◆ WHAT THE TASK REQUIRES ◆
In the records that follow, skip the pictures and print everything else exactly.
[INPUT RECORDS Boundary: Start]
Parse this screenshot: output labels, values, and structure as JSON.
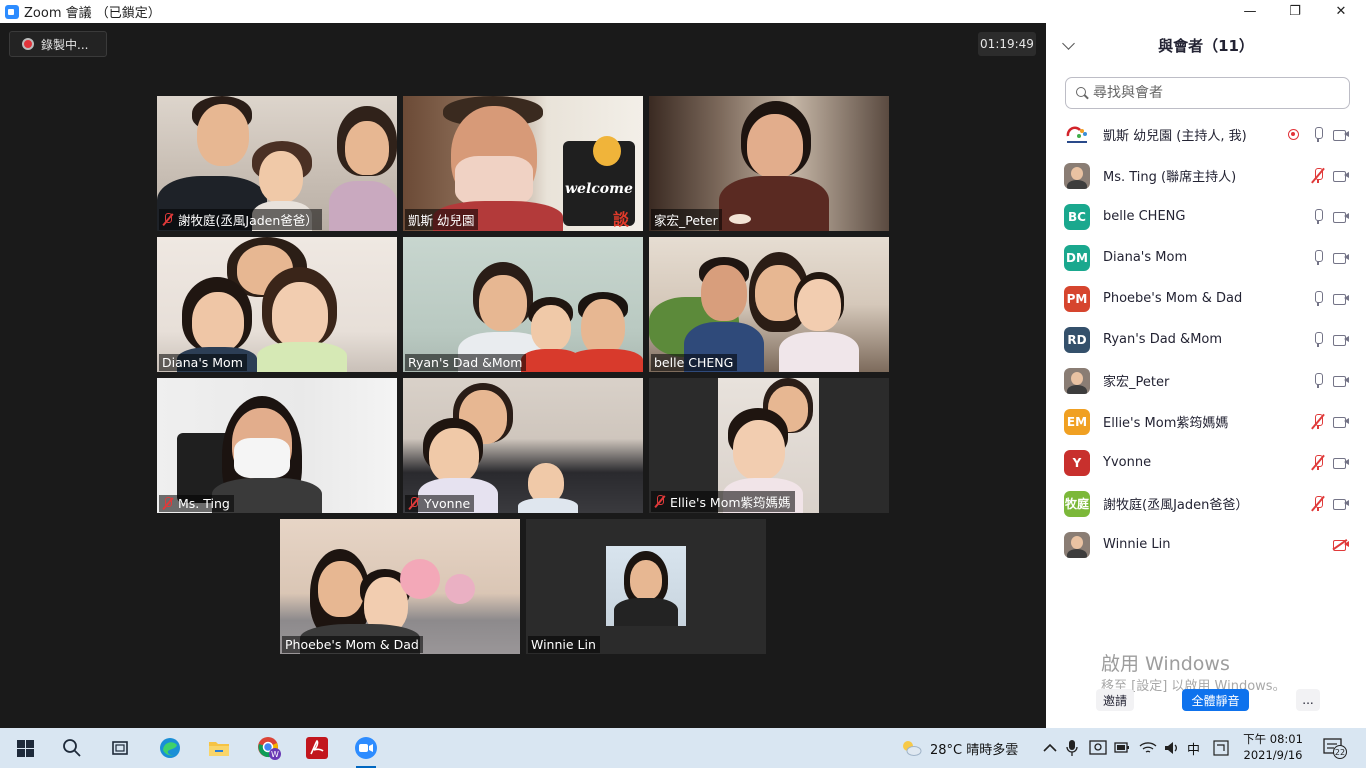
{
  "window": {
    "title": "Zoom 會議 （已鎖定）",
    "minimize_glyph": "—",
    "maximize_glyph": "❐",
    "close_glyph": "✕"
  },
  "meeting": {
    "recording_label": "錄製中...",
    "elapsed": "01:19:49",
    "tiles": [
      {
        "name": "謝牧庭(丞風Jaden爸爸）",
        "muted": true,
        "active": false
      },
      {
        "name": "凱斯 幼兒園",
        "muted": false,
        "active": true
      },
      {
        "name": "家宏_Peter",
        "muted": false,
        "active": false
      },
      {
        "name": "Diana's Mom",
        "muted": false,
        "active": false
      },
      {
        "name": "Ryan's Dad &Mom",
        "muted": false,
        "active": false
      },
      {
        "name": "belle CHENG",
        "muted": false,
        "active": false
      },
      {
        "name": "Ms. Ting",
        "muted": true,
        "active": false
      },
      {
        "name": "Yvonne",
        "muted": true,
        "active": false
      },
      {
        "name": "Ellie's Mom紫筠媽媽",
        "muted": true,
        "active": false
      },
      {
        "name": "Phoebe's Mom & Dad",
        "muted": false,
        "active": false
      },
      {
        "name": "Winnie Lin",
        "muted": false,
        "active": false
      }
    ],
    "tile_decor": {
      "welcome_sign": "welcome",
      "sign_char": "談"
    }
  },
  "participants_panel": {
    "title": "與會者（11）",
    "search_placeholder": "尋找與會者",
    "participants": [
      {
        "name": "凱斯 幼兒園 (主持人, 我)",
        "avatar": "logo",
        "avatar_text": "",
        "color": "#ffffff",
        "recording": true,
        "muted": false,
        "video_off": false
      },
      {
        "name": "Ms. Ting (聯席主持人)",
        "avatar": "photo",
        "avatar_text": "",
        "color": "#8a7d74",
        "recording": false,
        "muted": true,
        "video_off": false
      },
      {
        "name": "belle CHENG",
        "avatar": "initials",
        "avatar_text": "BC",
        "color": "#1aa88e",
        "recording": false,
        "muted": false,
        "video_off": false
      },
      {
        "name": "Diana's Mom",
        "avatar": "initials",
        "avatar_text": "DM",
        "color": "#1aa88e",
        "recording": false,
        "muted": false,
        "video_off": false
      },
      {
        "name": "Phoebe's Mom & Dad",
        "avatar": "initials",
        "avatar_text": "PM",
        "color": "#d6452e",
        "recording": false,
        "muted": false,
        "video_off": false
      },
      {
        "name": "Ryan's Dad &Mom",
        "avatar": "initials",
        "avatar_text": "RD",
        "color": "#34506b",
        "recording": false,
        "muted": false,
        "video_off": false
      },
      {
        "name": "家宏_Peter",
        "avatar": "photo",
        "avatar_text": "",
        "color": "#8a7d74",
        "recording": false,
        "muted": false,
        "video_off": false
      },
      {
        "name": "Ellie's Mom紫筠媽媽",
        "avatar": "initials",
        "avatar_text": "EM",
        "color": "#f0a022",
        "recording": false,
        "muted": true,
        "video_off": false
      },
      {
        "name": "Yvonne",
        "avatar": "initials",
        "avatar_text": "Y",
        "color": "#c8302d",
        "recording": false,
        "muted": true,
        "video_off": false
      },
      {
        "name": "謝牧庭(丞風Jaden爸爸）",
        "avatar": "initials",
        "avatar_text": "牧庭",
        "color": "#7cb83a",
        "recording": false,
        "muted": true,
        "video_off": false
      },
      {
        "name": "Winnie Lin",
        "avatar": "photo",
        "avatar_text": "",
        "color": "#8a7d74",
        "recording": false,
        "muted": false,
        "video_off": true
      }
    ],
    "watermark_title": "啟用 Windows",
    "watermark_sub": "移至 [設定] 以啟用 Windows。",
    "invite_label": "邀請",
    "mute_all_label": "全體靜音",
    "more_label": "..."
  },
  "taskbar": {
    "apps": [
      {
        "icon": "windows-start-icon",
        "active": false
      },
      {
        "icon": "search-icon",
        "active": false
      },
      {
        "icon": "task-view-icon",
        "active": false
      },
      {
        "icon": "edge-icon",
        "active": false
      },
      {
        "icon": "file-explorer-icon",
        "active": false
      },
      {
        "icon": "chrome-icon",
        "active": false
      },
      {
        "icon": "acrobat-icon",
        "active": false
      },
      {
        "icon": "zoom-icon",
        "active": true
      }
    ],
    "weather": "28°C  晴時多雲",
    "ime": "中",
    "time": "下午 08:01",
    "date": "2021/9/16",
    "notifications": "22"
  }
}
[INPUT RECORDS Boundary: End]
◆ OUTPUT OF THE EXERCISE ◆
Parse this screenshot: output labels, values, and structure as JSON.
{
  "window": {
    "title": "Zoom 會議 （已鎖定）",
    "minimize_glyph": "—",
    "maximize_glyph": "❐",
    "close_glyph": "✕"
  },
  "meeting": {
    "recording_label": "錄製中...",
    "elapsed": "01:19:49",
    "tiles": [
      {
        "name": "謝牧庭(丞風Jaden爸爸）",
        "muted": true,
        "active": false
      },
      {
        "name": "凱斯 幼兒園",
        "muted": false,
        "active": true
      },
      {
        "name": "家宏_Peter",
        "muted": false,
        "active": false
      },
      {
        "name": "Diana's Mom",
        "muted": false,
        "active": false
      },
      {
        "name": "Ryan's Dad &Mom",
        "muted": false,
        "active": false
      },
      {
        "name": "belle CHENG",
        "muted": false,
        "active": false
      },
      {
        "name": "Ms. Ting",
        "muted": true,
        "active": false
      },
      {
        "name": "Yvonne",
        "muted": true,
        "active": false
      },
      {
        "name": "Ellie's Mom紫筠媽媽",
        "muted": true,
        "active": false
      },
      {
        "name": "Phoebe's Mom & Dad",
        "muted": false,
        "active": false
      },
      {
        "name": "Winnie Lin",
        "muted": false,
        "active": false
      }
    ],
    "tile_decor": {
      "welcome_sign": "welcome",
      "sign_char": "談"
    }
  },
  "participants_panel": {
    "title": "與會者（11）",
    "search_placeholder": "尋找與會者",
    "participants": [
      {
        "name": "凱斯 幼兒園 (主持人, 我)",
        "avatar": "logo",
        "avatar_text": "",
        "color": "#ffffff",
        "recording": true,
        "muted": false,
        "video_off": false
      },
      {
        "name": "Ms. Ting (聯席主持人)",
        "avatar": "photo",
        "avatar_text": "",
        "color": "#8a7d74",
        "recording": false,
        "muted": true,
        "video_off": false
      },
      {
        "name": "belle CHENG",
        "avatar": "initials",
        "avatar_text": "BC",
        "color": "#1aa88e",
        "recording": false,
        "muted": false,
        "video_off": false
      },
      {
        "name": "Diana's Mom",
        "avatar": "initials",
        "avatar_text": "DM",
        "color": "#1aa88e",
        "recording": false,
        "muted": false,
        "video_off": false
      },
      {
        "name": "Phoebe's Mom & Dad",
        "avatar": "initials",
        "avatar_text": "PM",
        "color": "#d6452e",
        "recording": false,
        "muted": false,
        "video_off": false
      },
      {
        "name": "Ryan's Dad &Mom",
        "avatar": "initials",
        "avatar_text": "RD",
        "color": "#34506b",
        "recording": false,
        "muted": false,
        "video_off": false
      },
      {
        "name": "家宏_Peter",
        "avatar": "photo",
        "avatar_text": "",
        "color": "#8a7d74",
        "recording": false,
        "muted": false,
        "video_off": false
      },
      {
        "name": "Ellie's Mom紫筠媽媽",
        "avatar": "initials",
        "avatar_text": "EM",
        "color": "#f0a022",
        "recording": false,
        "muted": true,
        "video_off": false
      },
      {
        "name": "Yvonne",
        "avatar": "initials",
        "avatar_text": "Y",
        "color": "#c8302d",
        "recording": false,
        "muted": true,
        "video_off": false
      },
      {
        "name": "謝牧庭(丞風Jaden爸爸）",
        "avatar": "initials",
        "avatar_text": "牧庭",
        "color": "#7cb83a",
        "recording": false,
        "muted": true,
        "video_off": false
      },
      {
        "name": "Winnie Lin",
        "avatar": "photo",
        "avatar_text": "",
        "color": "#8a7d74",
        "recording": false,
        "muted": false,
        "video_off": true
      }
    ],
    "watermark_title": "啟用 Windows",
    "watermark_sub": "移至 [設定] 以啟用 Windows。",
    "invite_label": "邀請",
    "mute_all_label": "全體靜音",
    "more_label": "..."
  },
  "taskbar": {
    "apps": [
      {
        "icon": "windows-start-icon",
        "active": false
      },
      {
        "icon": "search-icon",
        "active": false
      },
      {
        "icon": "task-view-icon",
        "active": false
      },
      {
        "icon": "edge-icon",
        "active": false
      },
      {
        "icon": "file-explorer-icon",
        "active": false
      },
      {
        "icon": "chrome-icon",
        "active": false
      },
      {
        "icon": "acrobat-icon",
        "active": false
      },
      {
        "icon": "zoom-icon",
        "active": true
      }
    ],
    "weather": "28°C  晴時多雲",
    "ime": "中",
    "time": "下午 08:01",
    "date": "2021/9/16",
    "notifications": "22"
  }
}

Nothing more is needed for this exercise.